» Page and application data records
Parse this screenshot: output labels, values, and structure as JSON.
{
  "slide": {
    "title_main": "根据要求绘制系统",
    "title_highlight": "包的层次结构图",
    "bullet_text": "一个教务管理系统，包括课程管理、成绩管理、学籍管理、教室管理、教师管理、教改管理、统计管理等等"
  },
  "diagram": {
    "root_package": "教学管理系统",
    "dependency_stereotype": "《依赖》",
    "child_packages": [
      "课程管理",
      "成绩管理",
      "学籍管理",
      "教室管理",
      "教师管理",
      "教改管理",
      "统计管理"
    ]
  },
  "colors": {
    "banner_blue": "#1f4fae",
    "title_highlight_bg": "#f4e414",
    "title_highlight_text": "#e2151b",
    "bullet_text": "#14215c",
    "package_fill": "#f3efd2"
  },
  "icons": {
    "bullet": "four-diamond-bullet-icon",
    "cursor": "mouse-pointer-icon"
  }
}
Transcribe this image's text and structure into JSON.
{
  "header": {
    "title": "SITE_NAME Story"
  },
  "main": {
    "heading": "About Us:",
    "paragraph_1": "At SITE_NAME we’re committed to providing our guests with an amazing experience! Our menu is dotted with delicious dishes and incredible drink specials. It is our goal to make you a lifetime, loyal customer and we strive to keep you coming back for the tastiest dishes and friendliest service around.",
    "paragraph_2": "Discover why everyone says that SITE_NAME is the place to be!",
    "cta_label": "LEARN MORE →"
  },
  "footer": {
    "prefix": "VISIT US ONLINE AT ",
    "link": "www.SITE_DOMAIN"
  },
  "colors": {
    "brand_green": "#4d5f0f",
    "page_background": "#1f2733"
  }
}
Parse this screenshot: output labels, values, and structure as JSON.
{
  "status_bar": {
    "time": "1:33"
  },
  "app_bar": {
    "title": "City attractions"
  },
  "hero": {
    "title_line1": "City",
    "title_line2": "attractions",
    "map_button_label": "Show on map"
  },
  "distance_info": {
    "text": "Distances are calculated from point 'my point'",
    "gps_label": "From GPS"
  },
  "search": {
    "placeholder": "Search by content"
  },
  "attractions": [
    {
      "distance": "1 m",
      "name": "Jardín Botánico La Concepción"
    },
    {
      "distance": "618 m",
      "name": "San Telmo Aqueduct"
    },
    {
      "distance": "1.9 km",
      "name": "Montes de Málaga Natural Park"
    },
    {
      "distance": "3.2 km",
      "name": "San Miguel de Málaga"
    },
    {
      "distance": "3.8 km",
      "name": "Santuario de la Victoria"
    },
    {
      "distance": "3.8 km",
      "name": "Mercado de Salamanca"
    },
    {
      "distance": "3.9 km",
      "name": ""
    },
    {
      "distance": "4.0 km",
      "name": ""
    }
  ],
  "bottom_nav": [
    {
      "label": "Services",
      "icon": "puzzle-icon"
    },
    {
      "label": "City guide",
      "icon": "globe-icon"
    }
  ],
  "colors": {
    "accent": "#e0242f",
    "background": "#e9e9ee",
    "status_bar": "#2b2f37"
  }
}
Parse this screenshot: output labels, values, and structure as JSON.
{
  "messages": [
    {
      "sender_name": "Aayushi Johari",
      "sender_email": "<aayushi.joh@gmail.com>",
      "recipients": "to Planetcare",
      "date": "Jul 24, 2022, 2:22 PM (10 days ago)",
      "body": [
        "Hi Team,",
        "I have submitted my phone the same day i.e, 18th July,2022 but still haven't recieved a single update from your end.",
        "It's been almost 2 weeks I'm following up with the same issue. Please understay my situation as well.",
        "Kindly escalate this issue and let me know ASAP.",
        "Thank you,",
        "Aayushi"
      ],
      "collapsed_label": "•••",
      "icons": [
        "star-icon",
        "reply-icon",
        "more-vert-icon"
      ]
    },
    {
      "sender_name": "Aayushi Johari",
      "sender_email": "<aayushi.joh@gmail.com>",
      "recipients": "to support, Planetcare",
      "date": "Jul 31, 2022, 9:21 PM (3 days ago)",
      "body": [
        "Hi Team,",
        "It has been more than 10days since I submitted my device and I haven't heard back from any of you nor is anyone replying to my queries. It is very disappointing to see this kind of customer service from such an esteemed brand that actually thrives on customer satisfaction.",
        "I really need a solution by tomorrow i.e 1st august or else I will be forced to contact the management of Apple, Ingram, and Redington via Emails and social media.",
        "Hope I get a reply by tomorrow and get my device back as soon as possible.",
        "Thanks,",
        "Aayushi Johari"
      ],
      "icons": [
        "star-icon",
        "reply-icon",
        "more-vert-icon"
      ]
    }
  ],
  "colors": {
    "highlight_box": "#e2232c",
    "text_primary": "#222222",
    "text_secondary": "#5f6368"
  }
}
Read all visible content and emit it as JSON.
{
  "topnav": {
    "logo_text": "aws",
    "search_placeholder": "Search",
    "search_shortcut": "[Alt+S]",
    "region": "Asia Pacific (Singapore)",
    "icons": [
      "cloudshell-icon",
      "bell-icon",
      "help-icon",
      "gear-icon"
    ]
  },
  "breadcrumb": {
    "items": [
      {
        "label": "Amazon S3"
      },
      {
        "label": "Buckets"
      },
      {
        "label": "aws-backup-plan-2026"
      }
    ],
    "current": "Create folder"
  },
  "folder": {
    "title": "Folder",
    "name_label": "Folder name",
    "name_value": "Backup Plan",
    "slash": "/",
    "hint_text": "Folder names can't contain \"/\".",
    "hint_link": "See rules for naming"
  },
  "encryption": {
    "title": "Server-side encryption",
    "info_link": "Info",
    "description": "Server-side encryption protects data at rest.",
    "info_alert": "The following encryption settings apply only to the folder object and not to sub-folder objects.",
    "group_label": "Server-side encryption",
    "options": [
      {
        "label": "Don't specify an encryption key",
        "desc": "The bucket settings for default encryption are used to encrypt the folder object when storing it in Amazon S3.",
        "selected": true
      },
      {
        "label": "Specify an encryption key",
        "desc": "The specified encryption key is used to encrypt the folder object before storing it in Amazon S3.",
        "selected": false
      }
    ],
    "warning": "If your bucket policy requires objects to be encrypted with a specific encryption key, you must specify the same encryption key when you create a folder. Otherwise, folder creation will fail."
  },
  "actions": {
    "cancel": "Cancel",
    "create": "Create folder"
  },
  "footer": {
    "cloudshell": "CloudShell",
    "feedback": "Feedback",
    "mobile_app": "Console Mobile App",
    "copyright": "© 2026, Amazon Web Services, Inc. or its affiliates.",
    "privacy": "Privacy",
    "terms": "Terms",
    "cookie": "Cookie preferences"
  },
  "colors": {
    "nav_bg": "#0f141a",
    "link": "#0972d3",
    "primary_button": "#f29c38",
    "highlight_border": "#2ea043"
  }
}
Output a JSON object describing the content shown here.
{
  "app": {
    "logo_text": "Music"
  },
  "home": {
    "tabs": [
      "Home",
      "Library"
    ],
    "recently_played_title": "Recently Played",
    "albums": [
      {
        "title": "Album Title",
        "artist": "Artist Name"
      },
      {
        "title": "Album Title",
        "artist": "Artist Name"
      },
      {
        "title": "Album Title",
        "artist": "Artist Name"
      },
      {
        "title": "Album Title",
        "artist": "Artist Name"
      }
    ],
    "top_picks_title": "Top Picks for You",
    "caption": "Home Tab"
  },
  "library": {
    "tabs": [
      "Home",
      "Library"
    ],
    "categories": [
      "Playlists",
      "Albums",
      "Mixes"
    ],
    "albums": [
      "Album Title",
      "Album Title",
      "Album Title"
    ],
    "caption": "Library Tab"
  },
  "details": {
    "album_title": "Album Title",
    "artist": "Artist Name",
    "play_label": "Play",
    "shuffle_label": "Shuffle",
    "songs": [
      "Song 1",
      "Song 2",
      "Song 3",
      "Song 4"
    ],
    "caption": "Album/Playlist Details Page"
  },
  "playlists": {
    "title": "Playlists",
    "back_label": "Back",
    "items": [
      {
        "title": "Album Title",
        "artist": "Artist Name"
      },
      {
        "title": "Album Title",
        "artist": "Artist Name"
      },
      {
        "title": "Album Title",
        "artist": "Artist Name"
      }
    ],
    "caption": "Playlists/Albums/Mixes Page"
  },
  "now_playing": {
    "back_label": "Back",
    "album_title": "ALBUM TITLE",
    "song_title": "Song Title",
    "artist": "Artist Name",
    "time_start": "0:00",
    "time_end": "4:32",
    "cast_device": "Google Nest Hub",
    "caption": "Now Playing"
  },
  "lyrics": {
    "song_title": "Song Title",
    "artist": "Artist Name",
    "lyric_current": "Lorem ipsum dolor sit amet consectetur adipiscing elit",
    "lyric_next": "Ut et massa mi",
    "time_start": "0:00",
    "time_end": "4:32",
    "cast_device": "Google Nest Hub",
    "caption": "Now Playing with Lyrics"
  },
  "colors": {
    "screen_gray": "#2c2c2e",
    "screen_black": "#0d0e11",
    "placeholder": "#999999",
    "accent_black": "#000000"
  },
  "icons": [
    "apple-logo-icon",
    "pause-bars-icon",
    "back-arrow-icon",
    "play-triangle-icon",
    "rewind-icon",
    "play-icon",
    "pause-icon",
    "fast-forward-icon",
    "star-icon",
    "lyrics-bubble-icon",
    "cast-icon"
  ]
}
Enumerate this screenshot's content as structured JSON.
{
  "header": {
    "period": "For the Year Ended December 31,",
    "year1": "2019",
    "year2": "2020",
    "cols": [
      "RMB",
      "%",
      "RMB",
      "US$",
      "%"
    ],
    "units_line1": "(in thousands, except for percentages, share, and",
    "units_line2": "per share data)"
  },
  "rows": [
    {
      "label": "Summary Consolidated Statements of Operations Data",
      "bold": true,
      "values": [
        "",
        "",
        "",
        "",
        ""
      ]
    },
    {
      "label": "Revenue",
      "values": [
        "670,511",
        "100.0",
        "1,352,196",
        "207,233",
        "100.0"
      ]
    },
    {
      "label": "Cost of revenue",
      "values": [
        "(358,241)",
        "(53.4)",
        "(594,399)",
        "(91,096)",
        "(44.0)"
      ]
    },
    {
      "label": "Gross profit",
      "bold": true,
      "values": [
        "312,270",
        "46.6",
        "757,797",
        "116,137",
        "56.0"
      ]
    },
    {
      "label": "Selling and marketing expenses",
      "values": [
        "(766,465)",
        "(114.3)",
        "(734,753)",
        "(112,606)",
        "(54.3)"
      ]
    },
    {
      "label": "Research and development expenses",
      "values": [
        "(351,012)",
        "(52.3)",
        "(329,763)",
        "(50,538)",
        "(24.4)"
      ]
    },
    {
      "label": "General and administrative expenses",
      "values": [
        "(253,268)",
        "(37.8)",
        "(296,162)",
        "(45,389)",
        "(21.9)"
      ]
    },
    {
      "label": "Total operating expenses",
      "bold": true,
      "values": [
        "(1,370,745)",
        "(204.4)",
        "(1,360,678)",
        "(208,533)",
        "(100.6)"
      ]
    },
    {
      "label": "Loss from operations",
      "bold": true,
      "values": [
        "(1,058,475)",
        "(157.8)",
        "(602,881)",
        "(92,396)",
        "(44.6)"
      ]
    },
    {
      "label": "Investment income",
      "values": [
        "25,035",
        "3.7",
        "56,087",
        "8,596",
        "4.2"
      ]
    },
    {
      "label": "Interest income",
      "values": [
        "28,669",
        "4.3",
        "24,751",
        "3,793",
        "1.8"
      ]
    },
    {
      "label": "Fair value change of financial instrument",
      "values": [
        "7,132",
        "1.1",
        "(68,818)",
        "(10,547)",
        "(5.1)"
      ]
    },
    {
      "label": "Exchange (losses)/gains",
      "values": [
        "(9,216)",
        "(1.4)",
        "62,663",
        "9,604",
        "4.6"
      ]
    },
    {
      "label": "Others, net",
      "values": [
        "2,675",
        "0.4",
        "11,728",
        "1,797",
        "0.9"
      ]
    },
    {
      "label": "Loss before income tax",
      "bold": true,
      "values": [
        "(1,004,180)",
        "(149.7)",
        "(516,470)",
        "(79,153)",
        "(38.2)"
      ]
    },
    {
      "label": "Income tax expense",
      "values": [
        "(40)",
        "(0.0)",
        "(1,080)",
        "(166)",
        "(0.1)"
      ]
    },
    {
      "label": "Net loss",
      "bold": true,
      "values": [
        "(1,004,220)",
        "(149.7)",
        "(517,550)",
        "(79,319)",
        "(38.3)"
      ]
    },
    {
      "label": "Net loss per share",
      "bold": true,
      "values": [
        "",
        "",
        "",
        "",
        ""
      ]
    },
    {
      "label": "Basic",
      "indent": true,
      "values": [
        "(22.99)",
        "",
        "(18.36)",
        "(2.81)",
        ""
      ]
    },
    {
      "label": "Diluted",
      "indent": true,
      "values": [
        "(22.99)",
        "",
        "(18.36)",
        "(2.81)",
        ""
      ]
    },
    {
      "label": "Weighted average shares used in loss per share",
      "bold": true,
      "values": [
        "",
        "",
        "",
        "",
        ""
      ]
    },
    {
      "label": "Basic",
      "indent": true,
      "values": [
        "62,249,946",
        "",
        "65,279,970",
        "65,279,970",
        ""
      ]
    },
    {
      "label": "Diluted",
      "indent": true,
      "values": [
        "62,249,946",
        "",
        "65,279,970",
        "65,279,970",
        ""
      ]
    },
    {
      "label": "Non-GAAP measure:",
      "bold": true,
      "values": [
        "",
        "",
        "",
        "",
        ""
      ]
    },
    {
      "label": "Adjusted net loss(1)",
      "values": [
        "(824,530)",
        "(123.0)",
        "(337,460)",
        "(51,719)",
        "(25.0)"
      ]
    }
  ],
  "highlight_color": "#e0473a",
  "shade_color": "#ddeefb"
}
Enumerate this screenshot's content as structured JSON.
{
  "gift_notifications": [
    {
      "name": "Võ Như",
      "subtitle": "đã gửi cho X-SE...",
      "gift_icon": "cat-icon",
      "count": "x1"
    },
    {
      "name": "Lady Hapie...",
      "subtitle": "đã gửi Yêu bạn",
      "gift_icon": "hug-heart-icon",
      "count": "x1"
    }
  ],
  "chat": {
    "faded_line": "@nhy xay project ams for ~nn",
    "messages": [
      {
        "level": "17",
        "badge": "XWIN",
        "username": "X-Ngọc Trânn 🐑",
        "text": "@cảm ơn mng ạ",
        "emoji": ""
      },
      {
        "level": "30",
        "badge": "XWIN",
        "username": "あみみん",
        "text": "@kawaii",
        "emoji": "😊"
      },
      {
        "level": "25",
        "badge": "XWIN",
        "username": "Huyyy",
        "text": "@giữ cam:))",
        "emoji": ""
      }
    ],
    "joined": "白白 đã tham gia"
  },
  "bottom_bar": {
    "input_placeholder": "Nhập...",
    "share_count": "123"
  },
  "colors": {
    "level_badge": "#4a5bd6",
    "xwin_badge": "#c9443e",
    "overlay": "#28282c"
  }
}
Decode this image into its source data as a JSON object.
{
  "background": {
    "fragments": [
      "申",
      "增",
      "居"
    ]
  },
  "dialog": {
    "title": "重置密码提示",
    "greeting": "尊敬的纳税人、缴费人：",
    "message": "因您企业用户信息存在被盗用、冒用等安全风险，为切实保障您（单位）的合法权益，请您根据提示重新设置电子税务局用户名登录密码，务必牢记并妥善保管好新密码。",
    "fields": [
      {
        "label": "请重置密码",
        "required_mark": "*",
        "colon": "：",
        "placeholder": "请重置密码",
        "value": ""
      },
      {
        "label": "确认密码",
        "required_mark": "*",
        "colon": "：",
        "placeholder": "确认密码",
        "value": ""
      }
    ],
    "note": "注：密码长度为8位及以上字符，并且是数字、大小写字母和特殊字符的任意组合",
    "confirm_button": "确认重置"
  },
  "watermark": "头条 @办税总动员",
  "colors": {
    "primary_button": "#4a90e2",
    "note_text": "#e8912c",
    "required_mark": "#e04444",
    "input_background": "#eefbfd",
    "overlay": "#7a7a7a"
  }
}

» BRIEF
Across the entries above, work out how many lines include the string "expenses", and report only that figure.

» TASK SOLUTION
4